Connecting rods connect the piston to the crankshaft, are solid, made of hardened forged steel, and designed to last. Typically a bent rod is caused by overrevving, detonation, or fluid entering the cylinder and ending in a hydrolocked engine.

Initial Inspection

A slightly bent connecting rod may not be noticeable during the initial inspection. However, it may appear as one-sided diagonal wear on the skirt located on the major thrust side of the piston. A special tool holds the rod and piston; gaps and variations are measured with a feeler gauge.

Bent Connecting Rod

A bent connecting rod is usually the result of incompressible coolant or fuel entering the cylinder resulting in hydrolock. Never scratch or mark a connecting rod. After removal, screw the nuts onto the bolts to keep the two parts together.

Broken Connecting Rod

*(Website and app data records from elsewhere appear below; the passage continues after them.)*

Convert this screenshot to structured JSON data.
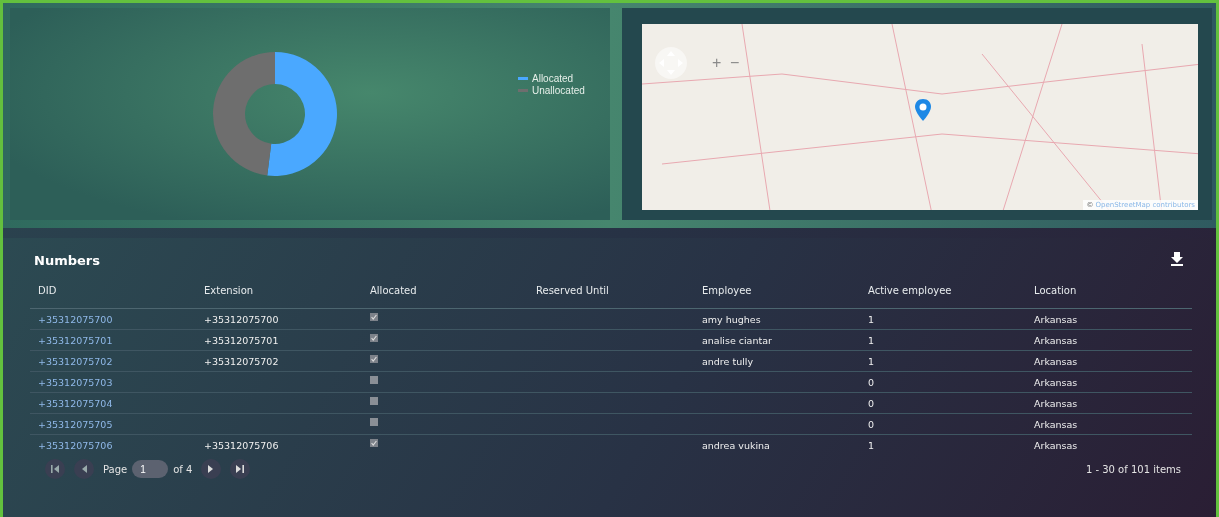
{
  "chart": {
    "legend": [
      {
        "label": "Allocated",
        "color": "#4aa8ff"
      },
      {
        "label": "Unallocated",
        "color": "#6e6e6e"
      }
    ]
  },
  "map": {
    "zoom_in": "+",
    "zoom_out": "−",
    "attribution_symbol": "©",
    "attribution_link": "OpenStreetMap contributors"
  },
  "numbers": {
    "title": "Numbers",
    "columns": [
      "DID",
      "Extension",
      "Allocated",
      "Reserved Until",
      "Employee",
      "Active employee",
      "Location"
    ],
    "rows": [
      {
        "did": "+35312075700",
        "extension": "+35312075700",
        "allocated": true,
        "employee": "amy hughes",
        "active": "1",
        "location": "Arkansas"
      },
      {
        "did": "+35312075701",
        "extension": "+35312075701",
        "allocated": true,
        "employee": "analise ciantar",
        "active": "1",
        "location": "Arkansas"
      },
      {
        "did": "+35312075702",
        "extension": "+35312075702",
        "allocated": true,
        "employee": "andre tully",
        "active": "1",
        "location": "Arkansas"
      },
      {
        "did": "+35312075703",
        "allocated": false,
        "active": "0",
        "location": "Arkansas"
      },
      {
        "did": "+35312075704",
        "allocated": false,
        "active": "0",
        "location": "Arkansas"
      },
      {
        "did": "+35312075705",
        "allocated": false,
        "active": "0",
        "location": "Arkansas"
      },
      {
        "did": "+35312075706",
        "extension": "+35312075706",
        "allocated": true,
        "employee": "andrea vukina",
        "active": "1",
        "location": "Arkansas"
      }
    ],
    "pager": {
      "page_label": "Page",
      "page": "1",
      "of": "of 4",
      "summary": "1 - 30 of 101 items"
    }
  }
}
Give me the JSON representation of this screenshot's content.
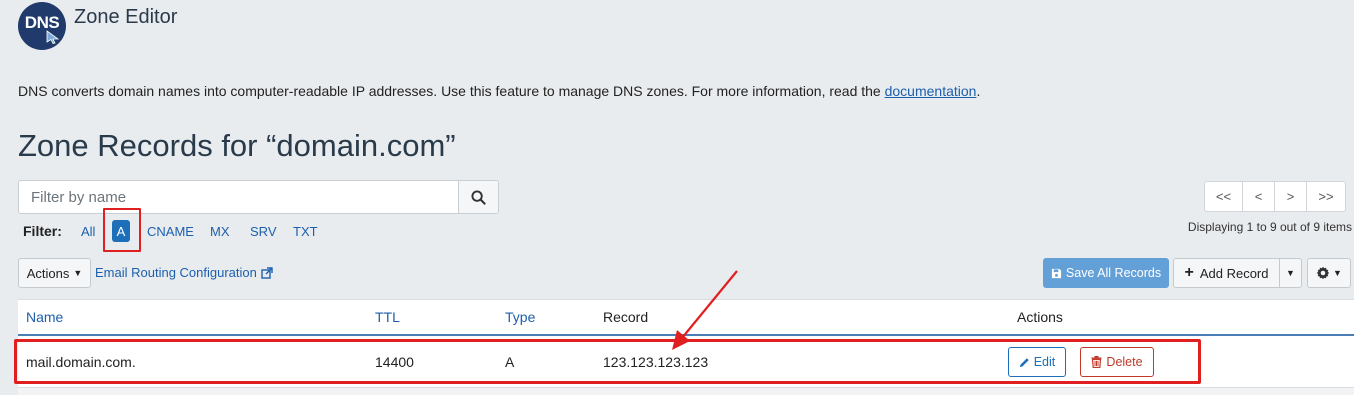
{
  "app": {
    "title": "Zone Editor",
    "logo_text": "DNS"
  },
  "description": {
    "text": "DNS converts domain names into computer-readable IP addresses. Use this feature to manage DNS zones. For more information, read the ",
    "link": "documentation",
    "suffix": "."
  },
  "page_title": "Zone Records for “domain.com”",
  "search": {
    "placeholder": "Filter by name",
    "value": ""
  },
  "filter": {
    "label": "Filter:",
    "options": [
      "All",
      "A",
      "CNAME",
      "MX",
      "SRV",
      "TXT"
    ],
    "active": "A"
  },
  "pagination": {
    "first": "<<",
    "prev": "<",
    "next": ">",
    "last": ">>",
    "status": "Displaying 1 to 9 out of 9 items"
  },
  "toolbar": {
    "actions_label": "Actions",
    "email_routing": "Email Routing Configuration",
    "save_all": "Save All Records",
    "add_record": "Add Record"
  },
  "table": {
    "columns": [
      "Name",
      "TTL",
      "Type",
      "Record",
      "Actions"
    ],
    "rows": [
      {
        "name": "mail.domain.com.",
        "ttl": "14400",
        "type": "A",
        "record": "123.123.123.123",
        "edit": "Edit",
        "delete": "Delete"
      }
    ]
  },
  "colors": {
    "accent": "#1c6fb8",
    "annotation": "#e02020",
    "danger": "#c0392b",
    "save_button": "#64a0d8"
  }
}
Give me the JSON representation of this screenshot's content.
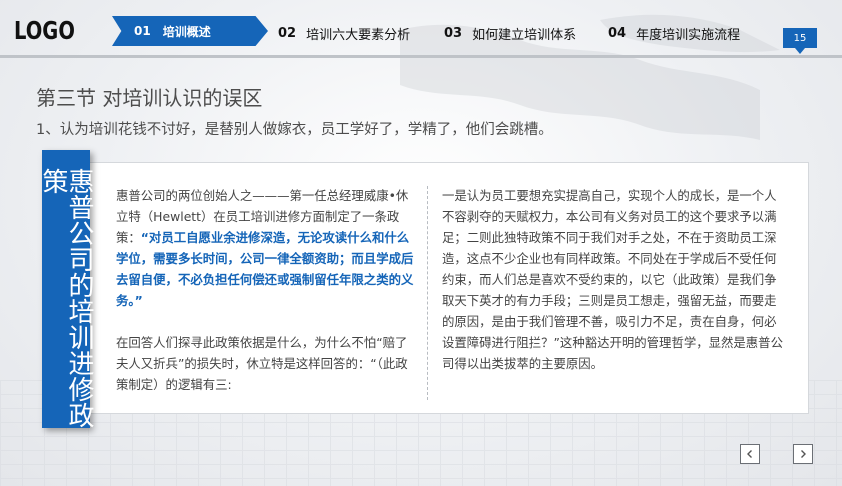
{
  "header": {
    "logo": "LOGO",
    "nav": [
      {
        "num": "01",
        "label": "培训概述"
      },
      {
        "num": "02",
        "label": "培训六大要素分析"
      },
      {
        "num": "03",
        "label": "如何建立培训体系"
      },
      {
        "num": "04",
        "label": "年度培训实施流程"
      }
    ],
    "page_number": "15"
  },
  "title": "第三节  对培训认识的误区",
  "subtitle": "1、认为培训花钱不讨好，是替别人做嫁衣，员工学好了，学精了，他们会跳槽。",
  "side_tab": "惠普公司的培训进修政策",
  "left_column": {
    "p1_intro": "惠普公司的两位创始人之———第一任总经理威康•休立特（Hewlett）在员工培训进修方面制定了一条政策：",
    "p1_highlight": "“对员工自愿业余进修深造，无论攻读什么和什么学位，需要多长时间，公司一律全额资助；而且学成后去留自便，不必负担任何偿还或强制留任年限之类的义务。”",
    "p2": "在回答人们探寻此政策依据是什么，为什么不怕“赔了夫人又折兵”的损失时，休立特是这样回答的：“（此政策制定）的逻辑有三:"
  },
  "right_column": {
    "text": "一是认为员工要想充实提高自己，实现个人的成长，是一个人不容剥夺的天赋权力，本公司有义务对员工的这个要求予以满足；二则此独特政策不同于我们对手之处，不在于资助员工深造，这点不少企业也有同样政策。不同处在于学成后不受任何约束，而人们总是喜欢不受约束的，以它（此政策）是我们争取天下英才的有力手段；三则是员工想走，强留无益，而要走的原因，是由于我们管理不善，吸引力不足，责在自身，何必设置障碍进行阻拦？”这种豁达开明的管理哲学，显然是惠普公司得以出类拔萃的主要原因。"
  },
  "controls": {
    "prev_icon": "chevron-left-icon",
    "next_icon": "chevron-right-icon"
  },
  "colors": {
    "accent": "#1565b8",
    "text": "#444444"
  }
}
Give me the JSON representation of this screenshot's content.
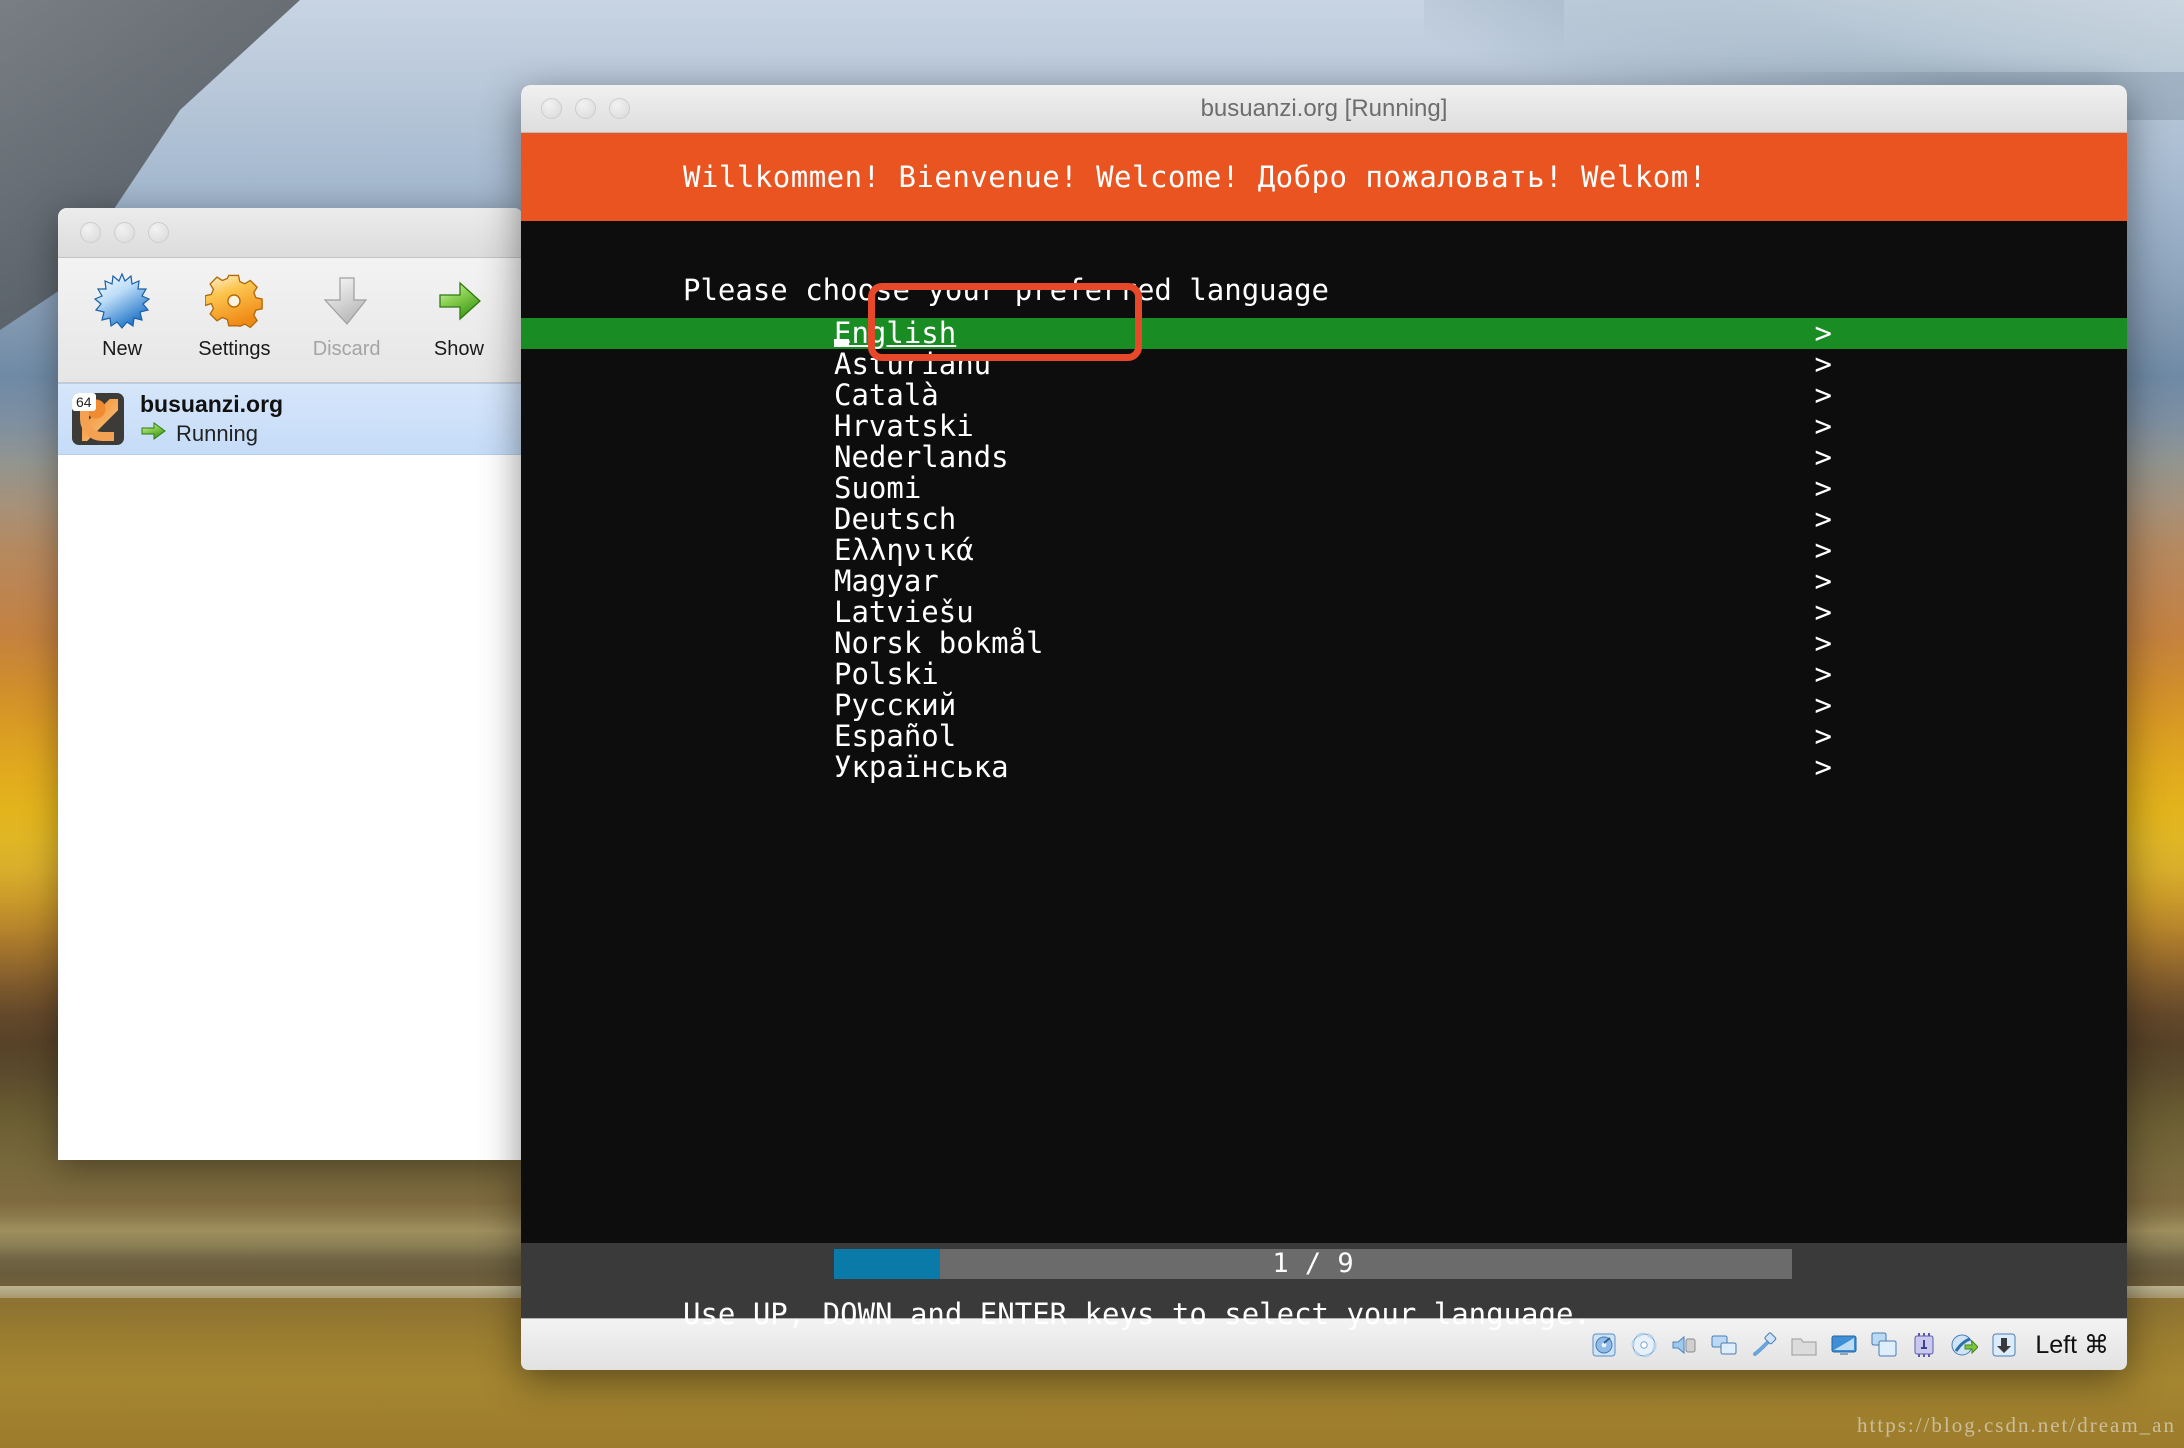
{
  "desktop": {
    "watermark": "https://blog.csdn.net/dream_an"
  },
  "manager_window": {
    "toolbar": [
      {
        "label": "New",
        "icon": "star-burst-icon",
        "enabled": true
      },
      {
        "label": "Settings",
        "icon": "gear-icon",
        "enabled": true
      },
      {
        "label": "Discard",
        "icon": "down-arrow-icon",
        "enabled": false
      },
      {
        "label": "Show",
        "icon": "green-arrow-icon",
        "enabled": true
      }
    ],
    "vm": {
      "name": "busuanzi.org",
      "state": "Running",
      "arch_badge": "64",
      "icon": "ubuntu-icon",
      "state_icon": "green-arrow-icon"
    }
  },
  "vm_window": {
    "title": "busuanzi.org [Running]",
    "welcome_banner": "Willkommen! Bienvenue! Welcome! Добро пожаловать! Welkom!",
    "accent_color": "#e95420",
    "prompt": "Please choose your preferred language",
    "languages": [
      {
        "name": "English",
        "selected": true
      },
      {
        "name": "Asturianu",
        "selected": false
      },
      {
        "name": "Català",
        "selected": false
      },
      {
        "name": "Hrvatski",
        "selected": false
      },
      {
        "name": "Nederlands",
        "selected": false
      },
      {
        "name": "Suomi",
        "selected": false
      },
      {
        "name": "Deutsch",
        "selected": false
      },
      {
        "name": "Ελληνικά",
        "selected": false
      },
      {
        "name": "Magyar",
        "selected": false
      },
      {
        "name": "Latviešu",
        "selected": false
      },
      {
        "name": "Norsk bokmål",
        "selected": false
      },
      {
        "name": "Polski",
        "selected": false
      },
      {
        "name": "Русский",
        "selected": false
      },
      {
        "name": "Español",
        "selected": false
      },
      {
        "name": "Українська",
        "selected": false
      }
    ],
    "chevron": ">",
    "progress": {
      "label": "1 / 9",
      "current": 1,
      "total": 9,
      "fill_color": "#0a7ba8",
      "track_color": "#6b6b6b"
    },
    "hint": "Use UP, DOWN and ENTER keys to select your language.",
    "selection_color": "#198c24",
    "statusbar": {
      "icons": [
        "hard-disk-icon",
        "optical-disk-icon",
        "audio-icon",
        "network-icon",
        "usb-icon",
        "shared-folder-icon",
        "display-icon",
        "snapshot-icon",
        "cpu-icon",
        "guest-additions-icon",
        "mouse-capture-icon"
      ],
      "host_key": "Left ⌘"
    }
  },
  "annotation": {
    "type": "highlight-box",
    "color": "#e8482a",
    "targets": "English"
  }
}
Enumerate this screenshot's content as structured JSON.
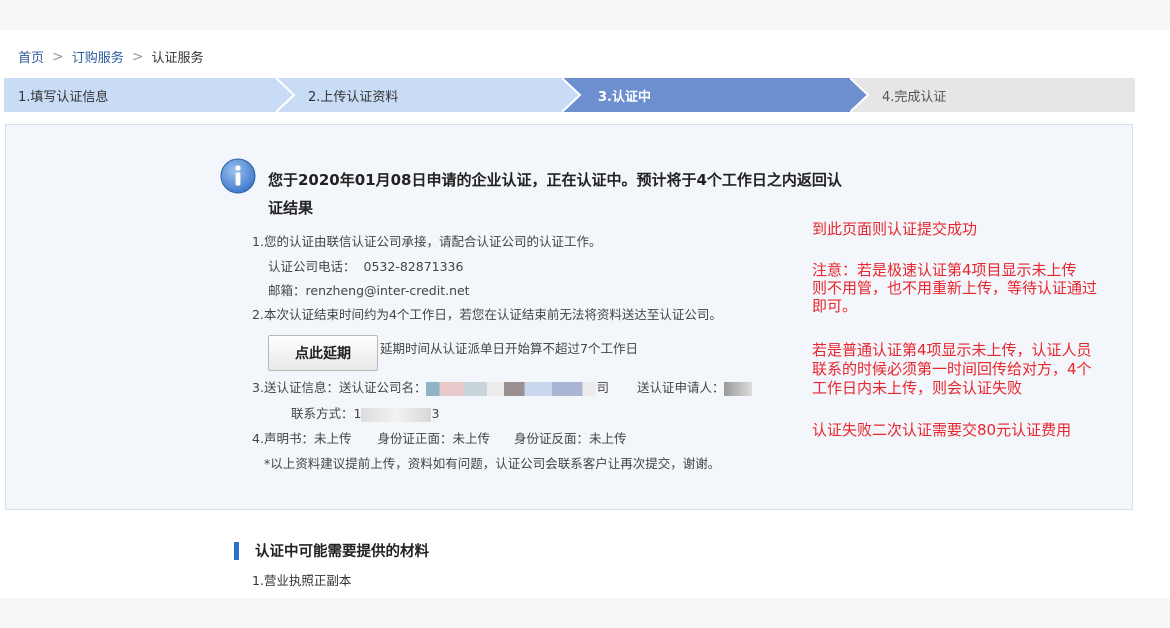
{
  "breadcrumb": {
    "home": "首页",
    "order": "订购服务",
    "current": "认证服务",
    "separator": ">"
  },
  "steps": [
    {
      "label": "1.填写认证信息",
      "color": "#c9dcf5"
    },
    {
      "label": "2.上传认证资料",
      "color": "#c9dcf5"
    },
    {
      "label": "3.认证中",
      "color": "#6d8fcf"
    },
    {
      "label": "4.完成认证",
      "color": "#e6e6e6"
    }
  ],
  "status": {
    "headline_line1": "您于2020年01月08日申请的企业认证，正在认证中。预计将于4个工作日之内返回认",
    "headline_line2": "证结果",
    "item1_prefix": "1.",
    "item1_text": "您的认证由联信认证公司承接，请配合认证公司的认证工作。",
    "phone_label": "认证公司电话：",
    "phone_value": "0532-82871336",
    "email_label": "邮箱：",
    "email_value": "renzheng@inter-credit.net",
    "item2_prefix": "2.",
    "item2_text": "本次认证结束时间约为4个工作日，若您在认证结束前无法将资料送达至认证公司。",
    "delay_button": "点此延期",
    "delay_note": "延期时间从认证派单日开始算不超过7个工作日",
    "item3_prefix": "3.",
    "item3_label": "送认证信息：送认证公司名：",
    "item3_name_tail": "司",
    "item3_applicant_label": "送认证申请人：",
    "contact_label": "联系方式：",
    "contact_value_head": "1",
    "contact_value_tail": "3",
    "item4_prefix": "4.",
    "item4_statement": "声明书：未上传",
    "item4_id_front": "身份证正面：未上传",
    "item4_id_back": "身份证反面：未上传",
    "footnote": "*以上资料建议提前上传，资料如有问题，认证公司会联系客户让再次提交，谢谢。"
  },
  "annotation": {
    "line1": "到此页面则认证提交成功",
    "line2": "注意：若是极速认证第4项目显示未上传",
    "line3": "则不用管，也不用重新上传，等待认证通过",
    "line4": "即可。",
    "line5": "若是普通认证第4项显示未上传，认证人员",
    "line6": "联系的时候必须第一时间回传给对方，4个",
    "line7": "工作日内未上传，则会认证失败",
    "line8": "认证失败二次认证需要交80元认证费用",
    "color": "#e8262d"
  },
  "materials": {
    "title": "认证中可能需要提供的材料",
    "item1": "1.营业执照正副本"
  },
  "icons": {
    "info": "info-icon",
    "separator": "chevron-right-icon"
  }
}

A broken connecting rod is catastrophic. Typically the momentum of the engine causes the broken rod to thrash around the engine causing unrepairable damage. Even scratching into one of these rods will weaken it, possibly ending in a thrown piston rod.